[Page and application data records]
##############################

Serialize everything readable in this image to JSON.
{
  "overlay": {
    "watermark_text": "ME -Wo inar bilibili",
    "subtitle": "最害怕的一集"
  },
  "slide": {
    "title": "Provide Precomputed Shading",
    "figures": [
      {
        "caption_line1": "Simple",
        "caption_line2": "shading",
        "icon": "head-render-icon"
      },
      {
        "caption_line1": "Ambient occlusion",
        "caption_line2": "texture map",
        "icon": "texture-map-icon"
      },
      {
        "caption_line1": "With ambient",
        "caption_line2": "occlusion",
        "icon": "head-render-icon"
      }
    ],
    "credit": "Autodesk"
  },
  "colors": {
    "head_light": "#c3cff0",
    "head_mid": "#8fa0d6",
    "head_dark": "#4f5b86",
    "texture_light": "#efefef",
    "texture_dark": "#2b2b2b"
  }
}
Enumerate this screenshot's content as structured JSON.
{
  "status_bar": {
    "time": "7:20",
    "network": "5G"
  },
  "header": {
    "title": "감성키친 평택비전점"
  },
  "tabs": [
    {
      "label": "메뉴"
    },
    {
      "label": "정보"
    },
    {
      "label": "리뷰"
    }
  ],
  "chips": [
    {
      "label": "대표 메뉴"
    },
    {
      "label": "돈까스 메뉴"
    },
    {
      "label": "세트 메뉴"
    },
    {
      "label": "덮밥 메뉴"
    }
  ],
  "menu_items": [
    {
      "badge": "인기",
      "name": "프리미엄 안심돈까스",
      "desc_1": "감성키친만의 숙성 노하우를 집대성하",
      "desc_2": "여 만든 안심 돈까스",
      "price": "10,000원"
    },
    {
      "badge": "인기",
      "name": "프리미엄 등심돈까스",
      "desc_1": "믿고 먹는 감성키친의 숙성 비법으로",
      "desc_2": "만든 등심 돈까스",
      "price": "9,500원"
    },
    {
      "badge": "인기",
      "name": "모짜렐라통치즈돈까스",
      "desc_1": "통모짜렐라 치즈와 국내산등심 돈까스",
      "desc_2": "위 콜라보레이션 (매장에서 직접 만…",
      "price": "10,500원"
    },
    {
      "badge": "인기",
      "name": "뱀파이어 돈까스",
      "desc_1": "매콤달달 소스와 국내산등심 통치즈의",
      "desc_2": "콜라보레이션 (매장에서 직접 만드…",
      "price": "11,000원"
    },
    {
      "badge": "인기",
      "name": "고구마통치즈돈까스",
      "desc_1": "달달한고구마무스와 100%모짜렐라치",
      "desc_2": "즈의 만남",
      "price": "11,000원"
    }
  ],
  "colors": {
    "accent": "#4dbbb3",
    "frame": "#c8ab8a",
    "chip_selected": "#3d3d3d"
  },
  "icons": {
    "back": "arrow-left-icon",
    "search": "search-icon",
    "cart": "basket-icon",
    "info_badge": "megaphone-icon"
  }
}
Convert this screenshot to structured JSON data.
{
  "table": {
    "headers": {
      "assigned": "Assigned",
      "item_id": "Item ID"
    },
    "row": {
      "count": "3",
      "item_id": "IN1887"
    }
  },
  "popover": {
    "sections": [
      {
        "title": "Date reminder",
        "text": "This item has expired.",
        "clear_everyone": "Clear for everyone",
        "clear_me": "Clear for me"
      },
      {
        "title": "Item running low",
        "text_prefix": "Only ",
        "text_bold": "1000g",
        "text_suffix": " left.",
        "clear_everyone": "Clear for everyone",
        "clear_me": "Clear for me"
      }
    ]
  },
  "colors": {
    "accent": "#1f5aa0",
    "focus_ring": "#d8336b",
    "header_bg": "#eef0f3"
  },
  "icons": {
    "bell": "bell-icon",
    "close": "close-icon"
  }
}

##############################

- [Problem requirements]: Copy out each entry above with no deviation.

- [Answer to the exercise]:
Serialize everything readable in this image to JSON.
{
  "overlay": {
    "watermark_text": "ME -Wo inar bilibili",
    "subtitle": "最害怕的一集"
  },
  "slide": {
    "title": "Provide Precomputed Shading",
    "figures": [
      {
        "caption_line1": "Simple",
        "caption_line2": "shading",
        "icon": "head-render-icon"
      },
      {
        "caption_line1": "Ambient occlusion",
        "caption_line2": "texture map",
        "icon": "texture-map-icon"
      },
      {
        "caption_line1": "With ambient",
        "caption_line2": "occlusion",
        "icon": "head-render-icon"
      }
    ],
    "credit": "Autodesk"
  },
  "colors": {
    "head_light": "#c3cff0",
    "head_mid": "#8fa0d6",
    "head_dark": "#4f5b86",
    "texture_light": "#efefef",
    "texture_dark": "#2b2b2b"
  }
}
Enumerate this screenshot's content as structured JSON.
{
  "status_bar": {
    "time": "7:20",
    "network": "5G"
  },
  "header": {
    "title": "감성키친 평택비전점"
  },
  "tabs": [
    {
      "label": "메뉴"
    },
    {
      "label": "정보"
    },
    {
      "label": "리뷰"
    }
  ],
  "chips": [
    {
      "label": "대표 메뉴"
    },
    {
      "label": "돈까스 메뉴"
    },
    {
      "label": "세트 메뉴"
    },
    {
      "label": "덮밥 메뉴"
    }
  ],
  "menu_items": [
    {
      "badge": "인기",
      "name": "프리미엄 안심돈까스",
      "desc_1": "감성키친만의 숙성 노하우를 집대성하",
      "desc_2": "여 만든 안심 돈까스",
      "price": "10,000원"
    },
    {
      "badge": "인기",
      "name": "프리미엄 등심돈까스",
      "desc_1": "믿고 먹는 감성키친의 숙성 비법으로",
      "desc_2": "만든 등심 돈까스",
      "price": "9,500원"
    },
    {
      "badge": "인기",
      "name": "모짜렐라통치즈돈까스",
      "desc_1": "통모짜렐라 치즈와 국내산등심 돈까스",
      "desc_2": "위 콜라보레이션 (매장에서 직접 만…",
      "price": "10,500원"
    },
    {
      "badge": "인기",
      "name": "뱀파이어 돈까스",
      "desc_1": "매콤달달 소스와 국내산등심 통치즈의",
      "desc_2": "콜라보레이션 (매장에서 직접 만드…",
      "price": "11,000원"
    },
    {
      "badge": "인기",
      "name": "고구마통치즈돈까스",
      "desc_1": "달달한고구마무스와 100%모짜렐라치",
      "desc_2": "즈의 만남",
      "price": "11,000원"
    }
  ],
  "colors": {
    "accent": "#4dbbb3",
    "frame": "#c8ab8a",
    "chip_selected": "#3d3d3d"
  },
  "icons": {
    "back": "arrow-left-icon",
    "search": "search-icon",
    "cart": "basket-icon",
    "info_badge": "megaphone-icon"
  }
}
Convert this screenshot to structured JSON data.
{
  "table": {
    "headers": {
      "assigned": "Assigned",
      "item_id": "Item ID"
    },
    "row": {
      "count": "3",
      "item_id": "IN1887"
    }
  },
  "popover": {
    "sections": [
      {
        "title": "Date reminder",
        "text": "This item has expired.",
        "clear_everyone": "Clear for everyone",
        "clear_me": "Clear for me"
      },
      {
        "title": "Item running low",
        "text_prefix": "Only ",
        "text_bold": "1000g",
        "text_suffix": " left.",
        "clear_everyone": "Clear for everyone",
        "clear_me": "Clear for me"
      }
    ]
  },
  "colors": {
    "accent": "#1f5aa0",
    "focus_ring": "#d8336b",
    "header_bg": "#eef0f3"
  },
  "icons": {
    "bell": "bell-icon",
    "close": "close-icon"
  }
}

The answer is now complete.